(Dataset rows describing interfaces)
»»
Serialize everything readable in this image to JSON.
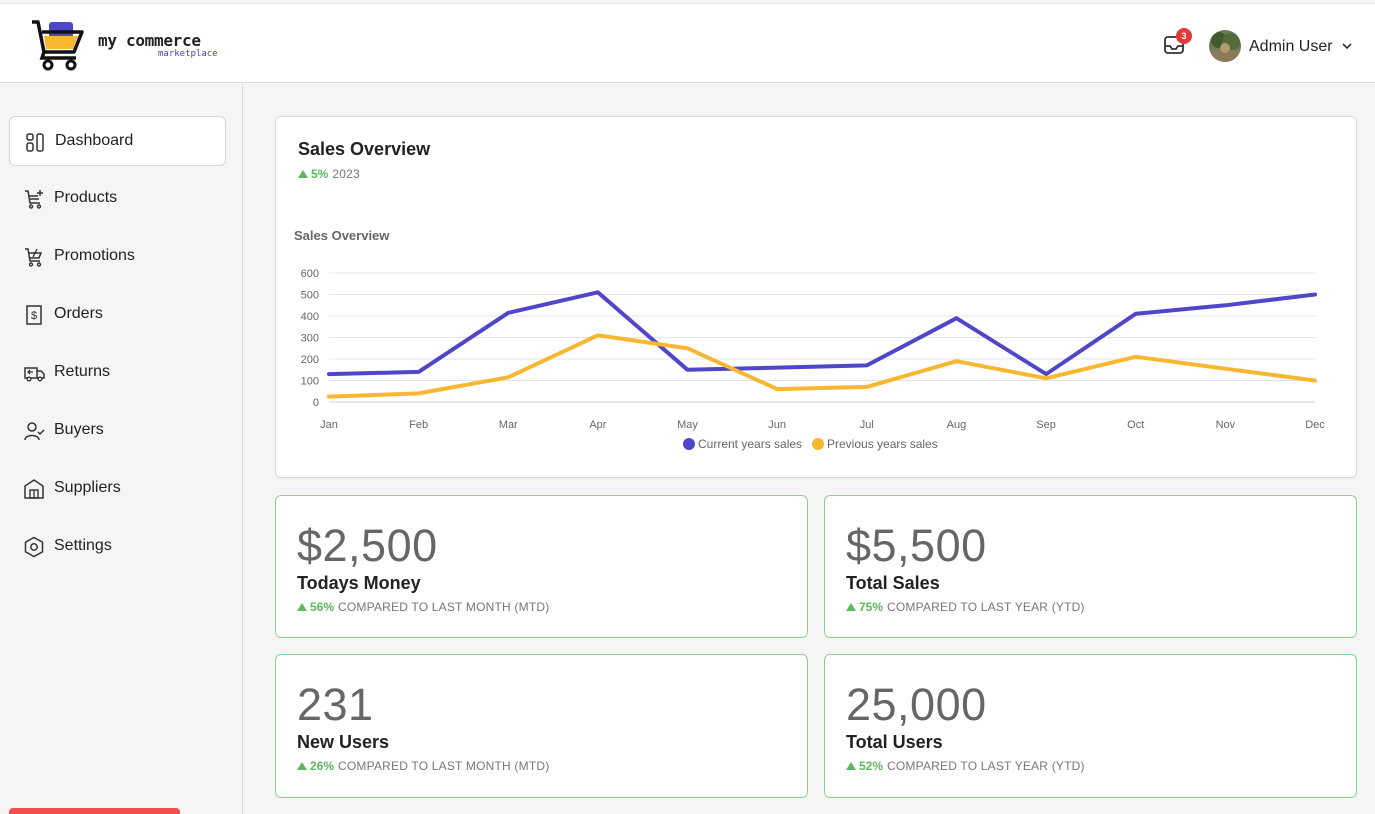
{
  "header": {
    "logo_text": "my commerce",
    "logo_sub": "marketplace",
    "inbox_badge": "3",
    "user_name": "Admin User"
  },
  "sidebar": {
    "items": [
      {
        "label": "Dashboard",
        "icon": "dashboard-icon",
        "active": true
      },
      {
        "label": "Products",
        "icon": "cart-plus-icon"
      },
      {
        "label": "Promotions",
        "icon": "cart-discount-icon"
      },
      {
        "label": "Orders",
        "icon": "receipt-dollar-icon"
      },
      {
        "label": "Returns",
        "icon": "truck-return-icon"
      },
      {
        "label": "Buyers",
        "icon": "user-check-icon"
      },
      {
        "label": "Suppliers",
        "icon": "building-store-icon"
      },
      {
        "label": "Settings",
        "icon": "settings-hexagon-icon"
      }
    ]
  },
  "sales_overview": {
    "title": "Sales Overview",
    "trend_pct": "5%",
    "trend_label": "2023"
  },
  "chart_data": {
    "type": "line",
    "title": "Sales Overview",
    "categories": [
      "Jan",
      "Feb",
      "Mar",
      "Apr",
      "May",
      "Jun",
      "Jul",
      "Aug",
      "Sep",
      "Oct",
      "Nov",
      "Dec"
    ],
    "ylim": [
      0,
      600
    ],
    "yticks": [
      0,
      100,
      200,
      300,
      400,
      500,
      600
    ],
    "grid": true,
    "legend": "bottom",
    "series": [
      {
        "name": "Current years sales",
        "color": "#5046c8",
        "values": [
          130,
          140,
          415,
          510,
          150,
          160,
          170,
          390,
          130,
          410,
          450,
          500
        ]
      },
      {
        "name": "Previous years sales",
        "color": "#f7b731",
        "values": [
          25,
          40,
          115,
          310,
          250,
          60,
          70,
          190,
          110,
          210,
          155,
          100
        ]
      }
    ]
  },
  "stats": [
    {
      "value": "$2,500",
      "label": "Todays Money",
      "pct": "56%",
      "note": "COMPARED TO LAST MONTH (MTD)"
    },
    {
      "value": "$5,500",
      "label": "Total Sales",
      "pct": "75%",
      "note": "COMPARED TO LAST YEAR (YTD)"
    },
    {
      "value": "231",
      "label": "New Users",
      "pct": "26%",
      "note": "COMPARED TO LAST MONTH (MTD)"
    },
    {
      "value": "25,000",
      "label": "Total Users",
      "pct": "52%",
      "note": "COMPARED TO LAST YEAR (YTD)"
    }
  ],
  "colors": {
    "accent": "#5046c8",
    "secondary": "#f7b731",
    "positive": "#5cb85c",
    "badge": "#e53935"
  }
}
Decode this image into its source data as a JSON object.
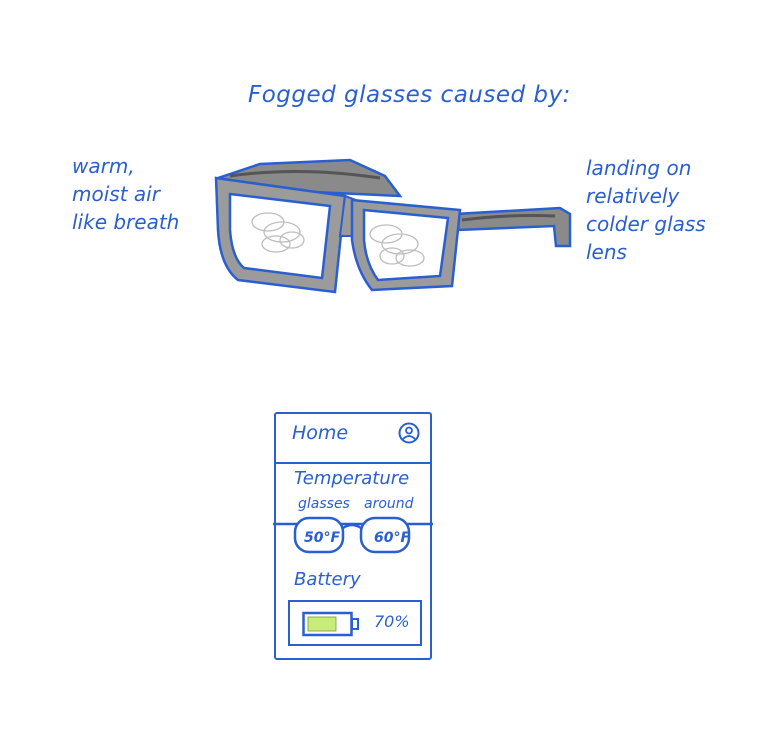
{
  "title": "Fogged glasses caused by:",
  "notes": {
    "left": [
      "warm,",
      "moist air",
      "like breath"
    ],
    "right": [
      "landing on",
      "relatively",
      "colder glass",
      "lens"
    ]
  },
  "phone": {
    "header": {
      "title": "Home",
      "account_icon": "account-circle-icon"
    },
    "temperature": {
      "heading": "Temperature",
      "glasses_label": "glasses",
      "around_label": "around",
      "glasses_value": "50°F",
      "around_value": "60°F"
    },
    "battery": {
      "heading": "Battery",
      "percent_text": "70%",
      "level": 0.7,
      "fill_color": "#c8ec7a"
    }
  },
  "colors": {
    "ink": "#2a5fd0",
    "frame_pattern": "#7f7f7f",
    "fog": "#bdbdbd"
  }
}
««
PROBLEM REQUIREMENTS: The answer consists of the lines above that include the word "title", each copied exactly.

EXERCISE RESULT:
    "title": "Sales Overview",
    "title": "Sales Overview",
  "title": "Fogged glasses caused by:",
      "title": "Home",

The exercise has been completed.